Just about everybody intuitively understands the potential value of collaboration. But the challenge with collaboration from an IT perspective is setting it up. Today the most widely used collaboration tools in IT are Microsoft SharePoint or Lotus Notes. Both can be deployed on premise or delivered as a service, but they still leave a lot to be desired in terms of ease of use and manageability. As a result, you see a lot of companies embracing Web technologies such as wikis because they are both free and easy. But wikis leave a lot to be desired in functionality.
Stepping into the gap between these two extremes is a provider of a software-as-a-service application called SharedDoc. According to CEO Caroline Vanderlip, the fundamental premise of SharedDoc is simple. Companies want a place to collaborate online that is secure, but doesn't require a lot of expertise to use or set up.
In the case of SharedDoc, customers post a document online and then send an e-mail inviting people to access it. Only people that have been invited can see the document. The service supports almost any document type, including Microsoft PowerPoint, and provides a pretty clean interface to navigate the comments surrounding any document.
In contrast, offerings such as Lotus Notes betray a big enterprise mentality that comes with more complexity than the average company needs or wants. And despite anything Microsoft says, SharePoint is basically an unmanaged repository for documents that take up too much space on Microsoft Exchange. Wikis, meanwhile, are easy to use but fraught with security and compliance issues and Google Wave doesn't scale all that well beyond a handful of users. And even then, it's a little tricky to follow conversations.

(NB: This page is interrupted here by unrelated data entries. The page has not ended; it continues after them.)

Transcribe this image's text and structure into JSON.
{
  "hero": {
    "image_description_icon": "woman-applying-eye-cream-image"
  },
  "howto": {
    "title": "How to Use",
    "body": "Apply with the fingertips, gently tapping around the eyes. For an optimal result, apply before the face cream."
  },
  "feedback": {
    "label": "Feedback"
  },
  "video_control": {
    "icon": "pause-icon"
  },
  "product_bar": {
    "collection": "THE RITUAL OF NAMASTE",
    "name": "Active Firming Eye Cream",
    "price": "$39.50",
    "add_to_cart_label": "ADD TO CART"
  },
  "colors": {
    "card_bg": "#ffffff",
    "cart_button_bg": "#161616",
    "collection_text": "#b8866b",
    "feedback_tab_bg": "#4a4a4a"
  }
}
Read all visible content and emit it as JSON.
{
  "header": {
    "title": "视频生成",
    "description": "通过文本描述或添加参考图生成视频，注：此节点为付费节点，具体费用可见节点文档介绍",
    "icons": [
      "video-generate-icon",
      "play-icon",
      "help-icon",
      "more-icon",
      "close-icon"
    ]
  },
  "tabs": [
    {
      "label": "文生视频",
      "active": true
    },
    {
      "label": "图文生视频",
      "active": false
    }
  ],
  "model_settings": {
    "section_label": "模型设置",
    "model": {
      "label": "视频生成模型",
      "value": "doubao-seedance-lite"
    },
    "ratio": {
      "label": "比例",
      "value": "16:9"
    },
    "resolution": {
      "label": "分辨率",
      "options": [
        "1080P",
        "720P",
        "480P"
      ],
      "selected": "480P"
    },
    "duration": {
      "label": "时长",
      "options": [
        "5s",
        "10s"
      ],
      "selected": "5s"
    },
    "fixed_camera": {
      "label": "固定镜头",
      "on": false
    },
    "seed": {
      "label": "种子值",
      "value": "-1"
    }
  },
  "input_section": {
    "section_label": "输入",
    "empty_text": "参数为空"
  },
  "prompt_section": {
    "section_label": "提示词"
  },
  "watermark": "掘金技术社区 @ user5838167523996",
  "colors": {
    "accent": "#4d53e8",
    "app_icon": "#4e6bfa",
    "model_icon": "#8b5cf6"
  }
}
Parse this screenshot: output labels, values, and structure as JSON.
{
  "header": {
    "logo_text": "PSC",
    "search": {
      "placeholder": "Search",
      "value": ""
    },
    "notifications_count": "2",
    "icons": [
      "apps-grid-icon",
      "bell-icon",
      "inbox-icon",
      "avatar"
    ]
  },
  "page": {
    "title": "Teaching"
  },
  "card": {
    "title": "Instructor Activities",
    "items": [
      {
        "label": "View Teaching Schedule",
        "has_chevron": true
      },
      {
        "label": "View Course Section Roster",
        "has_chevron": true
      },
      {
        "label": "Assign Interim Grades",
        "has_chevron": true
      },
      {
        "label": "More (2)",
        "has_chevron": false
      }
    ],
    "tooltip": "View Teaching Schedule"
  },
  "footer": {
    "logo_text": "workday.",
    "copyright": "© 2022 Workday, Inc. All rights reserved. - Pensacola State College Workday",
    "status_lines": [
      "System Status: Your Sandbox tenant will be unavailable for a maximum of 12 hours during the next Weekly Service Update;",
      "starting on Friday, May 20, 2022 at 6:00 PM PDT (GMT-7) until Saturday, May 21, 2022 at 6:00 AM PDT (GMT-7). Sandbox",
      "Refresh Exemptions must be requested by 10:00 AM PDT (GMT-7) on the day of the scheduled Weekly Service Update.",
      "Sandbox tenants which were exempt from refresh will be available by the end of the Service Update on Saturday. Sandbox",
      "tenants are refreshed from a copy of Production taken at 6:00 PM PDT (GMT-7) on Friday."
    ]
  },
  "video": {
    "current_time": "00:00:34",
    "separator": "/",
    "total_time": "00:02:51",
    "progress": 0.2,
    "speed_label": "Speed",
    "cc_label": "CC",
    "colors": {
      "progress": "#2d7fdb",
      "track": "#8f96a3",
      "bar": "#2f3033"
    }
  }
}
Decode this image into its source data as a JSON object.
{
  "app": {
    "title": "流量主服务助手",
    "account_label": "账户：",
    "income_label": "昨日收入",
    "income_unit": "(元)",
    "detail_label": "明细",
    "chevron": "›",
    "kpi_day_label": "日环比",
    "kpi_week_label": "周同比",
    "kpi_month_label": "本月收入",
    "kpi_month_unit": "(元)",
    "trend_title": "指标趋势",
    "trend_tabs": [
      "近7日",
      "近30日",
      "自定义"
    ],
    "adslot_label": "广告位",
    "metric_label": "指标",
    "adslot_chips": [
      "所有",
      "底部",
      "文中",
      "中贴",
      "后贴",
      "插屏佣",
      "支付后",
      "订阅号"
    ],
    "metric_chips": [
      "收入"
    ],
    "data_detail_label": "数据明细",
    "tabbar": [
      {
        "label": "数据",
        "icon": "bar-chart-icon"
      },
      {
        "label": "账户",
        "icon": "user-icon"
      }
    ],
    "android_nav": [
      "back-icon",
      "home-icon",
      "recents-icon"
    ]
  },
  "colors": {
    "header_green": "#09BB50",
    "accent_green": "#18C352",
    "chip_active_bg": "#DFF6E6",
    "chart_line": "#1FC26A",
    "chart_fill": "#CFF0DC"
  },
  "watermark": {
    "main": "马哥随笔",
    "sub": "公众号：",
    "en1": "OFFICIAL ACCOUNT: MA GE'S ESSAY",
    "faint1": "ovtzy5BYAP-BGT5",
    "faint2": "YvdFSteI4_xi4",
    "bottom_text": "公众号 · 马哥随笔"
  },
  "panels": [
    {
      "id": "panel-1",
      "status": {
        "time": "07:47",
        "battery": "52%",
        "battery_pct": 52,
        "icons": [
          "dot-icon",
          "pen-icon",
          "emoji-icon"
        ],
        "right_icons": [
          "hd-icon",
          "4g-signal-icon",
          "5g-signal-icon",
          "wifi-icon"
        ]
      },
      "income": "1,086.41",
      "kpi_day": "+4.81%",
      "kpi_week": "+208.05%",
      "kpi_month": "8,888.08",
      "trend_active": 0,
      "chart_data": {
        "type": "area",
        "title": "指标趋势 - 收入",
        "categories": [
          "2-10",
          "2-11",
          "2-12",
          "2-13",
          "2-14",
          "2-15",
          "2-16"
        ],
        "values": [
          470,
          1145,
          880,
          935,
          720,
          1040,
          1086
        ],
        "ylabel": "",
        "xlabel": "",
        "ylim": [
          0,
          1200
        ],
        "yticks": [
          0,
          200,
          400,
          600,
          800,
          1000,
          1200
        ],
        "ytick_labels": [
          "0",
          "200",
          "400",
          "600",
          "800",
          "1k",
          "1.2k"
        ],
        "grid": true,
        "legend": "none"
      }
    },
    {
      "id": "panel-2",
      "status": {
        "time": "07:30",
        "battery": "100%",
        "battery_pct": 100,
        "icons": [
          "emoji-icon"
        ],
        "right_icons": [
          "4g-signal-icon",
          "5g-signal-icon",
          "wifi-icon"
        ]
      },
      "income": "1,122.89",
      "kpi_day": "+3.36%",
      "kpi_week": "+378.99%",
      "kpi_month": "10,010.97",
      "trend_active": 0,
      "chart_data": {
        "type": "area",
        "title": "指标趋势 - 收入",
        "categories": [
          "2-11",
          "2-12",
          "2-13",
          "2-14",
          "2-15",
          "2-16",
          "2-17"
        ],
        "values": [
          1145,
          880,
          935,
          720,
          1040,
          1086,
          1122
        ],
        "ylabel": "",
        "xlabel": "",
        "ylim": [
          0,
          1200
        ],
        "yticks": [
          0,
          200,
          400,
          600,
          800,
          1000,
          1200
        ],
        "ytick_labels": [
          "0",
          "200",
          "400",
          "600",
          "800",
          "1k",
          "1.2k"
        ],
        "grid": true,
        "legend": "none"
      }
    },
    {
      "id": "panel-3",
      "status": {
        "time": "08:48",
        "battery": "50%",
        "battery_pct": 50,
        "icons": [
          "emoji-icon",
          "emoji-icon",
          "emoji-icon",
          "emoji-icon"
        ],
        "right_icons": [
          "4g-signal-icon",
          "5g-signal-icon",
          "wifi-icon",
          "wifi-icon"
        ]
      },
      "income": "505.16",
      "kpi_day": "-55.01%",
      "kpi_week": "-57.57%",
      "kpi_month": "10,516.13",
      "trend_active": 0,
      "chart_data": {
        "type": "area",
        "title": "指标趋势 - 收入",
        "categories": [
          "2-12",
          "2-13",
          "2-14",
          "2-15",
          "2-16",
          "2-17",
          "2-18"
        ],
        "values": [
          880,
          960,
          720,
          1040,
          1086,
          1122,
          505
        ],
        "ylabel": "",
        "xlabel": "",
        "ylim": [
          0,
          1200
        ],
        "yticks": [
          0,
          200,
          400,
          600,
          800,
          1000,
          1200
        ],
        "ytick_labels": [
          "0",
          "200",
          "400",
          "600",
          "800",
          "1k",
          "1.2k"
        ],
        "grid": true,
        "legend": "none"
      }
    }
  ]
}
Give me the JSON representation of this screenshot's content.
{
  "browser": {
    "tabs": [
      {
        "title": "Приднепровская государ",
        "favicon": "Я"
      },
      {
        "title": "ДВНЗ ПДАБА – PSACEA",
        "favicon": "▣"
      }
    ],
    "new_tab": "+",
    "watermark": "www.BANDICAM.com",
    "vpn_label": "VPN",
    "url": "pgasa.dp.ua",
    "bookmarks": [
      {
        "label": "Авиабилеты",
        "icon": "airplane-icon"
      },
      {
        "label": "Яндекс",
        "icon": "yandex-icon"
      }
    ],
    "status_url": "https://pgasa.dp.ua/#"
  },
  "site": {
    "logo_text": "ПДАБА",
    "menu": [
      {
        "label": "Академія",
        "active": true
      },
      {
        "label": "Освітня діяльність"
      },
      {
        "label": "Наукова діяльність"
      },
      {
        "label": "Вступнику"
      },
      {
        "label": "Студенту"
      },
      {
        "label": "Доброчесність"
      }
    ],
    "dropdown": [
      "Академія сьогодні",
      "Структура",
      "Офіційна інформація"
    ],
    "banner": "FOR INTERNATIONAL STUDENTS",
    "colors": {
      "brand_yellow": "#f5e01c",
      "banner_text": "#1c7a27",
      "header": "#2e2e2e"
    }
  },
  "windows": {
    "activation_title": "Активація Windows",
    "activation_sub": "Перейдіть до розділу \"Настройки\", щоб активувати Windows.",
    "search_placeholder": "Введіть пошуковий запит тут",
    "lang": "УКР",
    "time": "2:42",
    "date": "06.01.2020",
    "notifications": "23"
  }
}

So while SharedDoc might not be the most technically elegant application ever built, it is simple to use and, at least for the moment, free to use until the application formally comes out of beta in 2011. When all things are considered, maybe SharedDoc is going to wind up being "the Goldilocks of collaboration software" in that despite all the other choices, SharedDoc may prove to be just right as far as the average end user is concerned.